Doors make favorite entry and exit points for burglars. This makes it very important for you to make the right choice with your door materials and the locks you install on them. A good quality door fitted with high security locks will make it harder for burglars to find their way into your home.
The days of locking your keys in the house or forgetting to lock the door can be a thing of the past, thanks to the variety of affordable electronic door locks on the market. Once the domain of the wealthy for entry to their multimillion dollar estates, an electronic door lock can now grace your front door for a few hundred dollars.
Before we explore the features on some popular electronic locks, let’s learn more about how they work.
Entry Methods: RFID, Keypad, Biometric, and Bluetooth
Most electronic door locks come with one or more means of entry, which include RFID, keypad, biometric (fingerprint), or Bluetooth.
Early electronic locks used keypads with a pin number for entry. Keypads are still popular, although newer models use touchscreen panels instead of buttons and include security features to help prevent burglars from figuring out the code.

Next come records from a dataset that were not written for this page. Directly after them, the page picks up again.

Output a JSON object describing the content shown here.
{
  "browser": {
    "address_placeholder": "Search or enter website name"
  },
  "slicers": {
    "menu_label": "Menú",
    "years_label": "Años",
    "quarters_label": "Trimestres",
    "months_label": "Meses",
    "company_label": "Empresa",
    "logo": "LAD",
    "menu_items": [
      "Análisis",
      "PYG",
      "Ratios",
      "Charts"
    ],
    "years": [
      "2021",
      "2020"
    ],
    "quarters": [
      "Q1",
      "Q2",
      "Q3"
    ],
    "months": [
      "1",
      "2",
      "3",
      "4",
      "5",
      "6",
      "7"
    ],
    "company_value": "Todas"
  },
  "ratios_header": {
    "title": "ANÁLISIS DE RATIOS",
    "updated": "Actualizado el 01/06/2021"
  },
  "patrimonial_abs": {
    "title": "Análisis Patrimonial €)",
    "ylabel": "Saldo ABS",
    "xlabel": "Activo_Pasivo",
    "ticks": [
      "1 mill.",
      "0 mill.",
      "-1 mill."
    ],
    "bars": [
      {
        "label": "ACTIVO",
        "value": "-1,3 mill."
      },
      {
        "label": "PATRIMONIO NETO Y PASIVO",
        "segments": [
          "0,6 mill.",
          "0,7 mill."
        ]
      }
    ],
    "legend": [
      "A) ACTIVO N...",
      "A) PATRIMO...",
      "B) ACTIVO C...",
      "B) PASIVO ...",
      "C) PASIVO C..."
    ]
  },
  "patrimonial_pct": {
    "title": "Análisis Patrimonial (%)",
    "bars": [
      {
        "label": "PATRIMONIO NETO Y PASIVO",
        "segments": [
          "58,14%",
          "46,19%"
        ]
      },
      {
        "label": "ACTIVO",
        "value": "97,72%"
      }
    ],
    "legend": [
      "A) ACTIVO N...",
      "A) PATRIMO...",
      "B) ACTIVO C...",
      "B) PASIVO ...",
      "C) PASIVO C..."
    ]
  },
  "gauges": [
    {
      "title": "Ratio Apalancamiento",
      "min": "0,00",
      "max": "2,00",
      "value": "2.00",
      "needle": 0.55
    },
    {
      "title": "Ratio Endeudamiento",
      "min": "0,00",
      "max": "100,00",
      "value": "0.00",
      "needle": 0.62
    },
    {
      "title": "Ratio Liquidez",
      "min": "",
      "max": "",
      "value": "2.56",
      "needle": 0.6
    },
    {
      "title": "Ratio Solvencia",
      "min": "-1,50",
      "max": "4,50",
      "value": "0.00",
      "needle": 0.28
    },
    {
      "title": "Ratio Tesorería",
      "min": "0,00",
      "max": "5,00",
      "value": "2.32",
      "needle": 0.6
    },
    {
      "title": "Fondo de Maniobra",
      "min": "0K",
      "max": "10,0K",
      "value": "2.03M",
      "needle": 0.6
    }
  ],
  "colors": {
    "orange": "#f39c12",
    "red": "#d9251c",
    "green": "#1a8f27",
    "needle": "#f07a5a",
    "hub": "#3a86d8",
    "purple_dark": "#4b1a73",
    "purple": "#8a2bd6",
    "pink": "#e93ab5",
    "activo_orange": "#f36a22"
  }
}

Radio Frequency Identification (RFID) locks use a key fob or card for entry. With RFID technology, you may not have to remove the key fob from your pocket or purse, meaning no more fumbling in the dark or trying to find your keys when your arms are full to enter your home.

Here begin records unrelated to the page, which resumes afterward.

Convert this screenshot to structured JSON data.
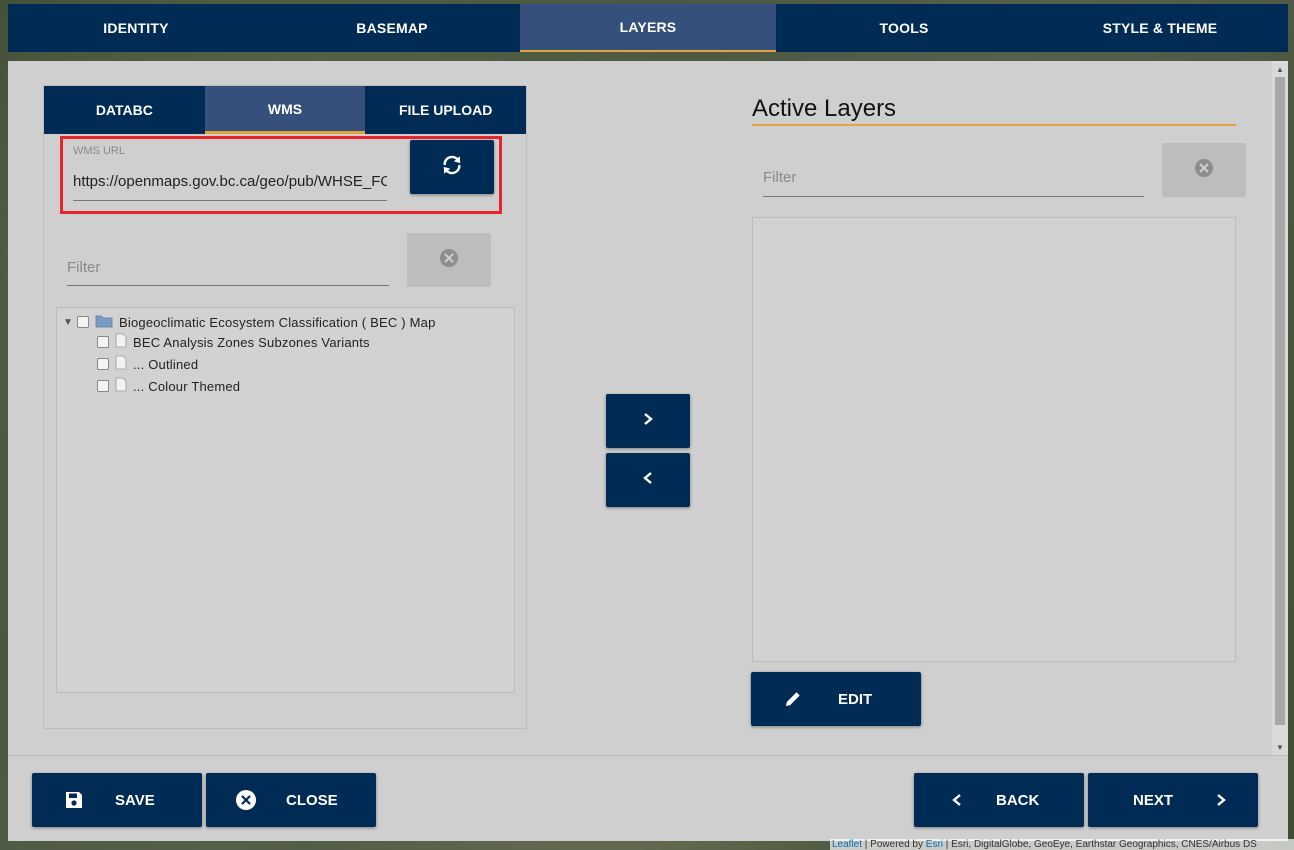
{
  "top_tabs": [
    {
      "label": "IDENTITY"
    },
    {
      "label": "BASEMAP"
    },
    {
      "label": "LAYERS"
    },
    {
      "label": "TOOLS"
    },
    {
      "label": "STYLE & THEME"
    }
  ],
  "active_top_tab": "LAYERS",
  "source_tabs": [
    {
      "label": "DATABC"
    },
    {
      "label": "WMS"
    },
    {
      "label": "FILE UPLOAD"
    }
  ],
  "active_source_tab": "WMS",
  "wms": {
    "label": "WMS URL",
    "url": "https://openmaps.gov.bc.ca/geo/pub/WHSE_FO"
  },
  "left_filter": {
    "placeholder": "Filter"
  },
  "tree": {
    "root_label": "Biogeoclimatic Ecosystem Classification ( BEC ) Map",
    "children": [
      {
        "label": "BEC Analysis Zones Subzones Variants"
      },
      {
        "label": "... Outlined"
      },
      {
        "label": "... Colour Themed"
      }
    ]
  },
  "active_layers": {
    "title": "Active Layers",
    "filter_placeholder": "Filter",
    "edit_label": "EDIT"
  },
  "footer": {
    "save_label": "SAVE",
    "close_label": "CLOSE",
    "back_label": "BACK",
    "next_label": "NEXT"
  },
  "attribution": {
    "leaflet": "Leaflet",
    "powered_by": " | Powered by ",
    "esri": "Esri",
    "credits": " | Esri, DigitalGlobe, GeoEye, Earthstar Geographics, CNES/Airbus DS"
  },
  "colors": {
    "primary": "#002b55",
    "active_tab": "#35507a",
    "accent": "#e1a53d",
    "highlight_border": "#e8232a",
    "panel_bg": "#cfcfcf"
  }
}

Bluetooth-enabled locks operate in a similar way, sensing your smartphone’s Bluetooth ID and opening when you approach. Most Bluetooth and RFID locks also use a secondary means of electronic entry, in case your battery dies or you lose your key fob or cell phone.
Biometric entry uses fingerprint identification to open the lock. If you’ve used this feature on your smartphone or laptop, you understand how it works. All you do is program your fingerprint, or those you want to have access to your home, and the system knows this is an acceptable person to unlock for.
When Electronic Locks Get “Smart”
Some electronic locks can open remotely via an app and can integrate with your home automation system for added security and protection, placing them in the category of “smart” technology.
For example, if your alarm system detects a flood in your basement while you’re on vacation and sends you an alert, you can call your neighbor to go check on the problem. While you’re sitting on the beach, you can unlock the door for the neighbor and lock it again after they’ve remedied the situation and left. By the time you get home, you hardly realize there was a problem.
These electronic door locks could mark your first foray into building a “smart home” or they may connect to and complement existing smart devices in your home for added convenience. Here are six of our favorites.
1. Kwikset Kevo
Kwikset is a well-known name in home locks, and their new keyless smart lock combines the look of their conventional keyed locks with high-tech functionality. The Kevo was one of the first smart deadbolts on the market and uses both Bluetooth and Radio Frequency Identification (RFID) technology, so users can unlock the door via their smartphone or with the included keyfob.
The lock is iOS and Android compatible using Bluetooth technology, which means no Internet access is required and your lock …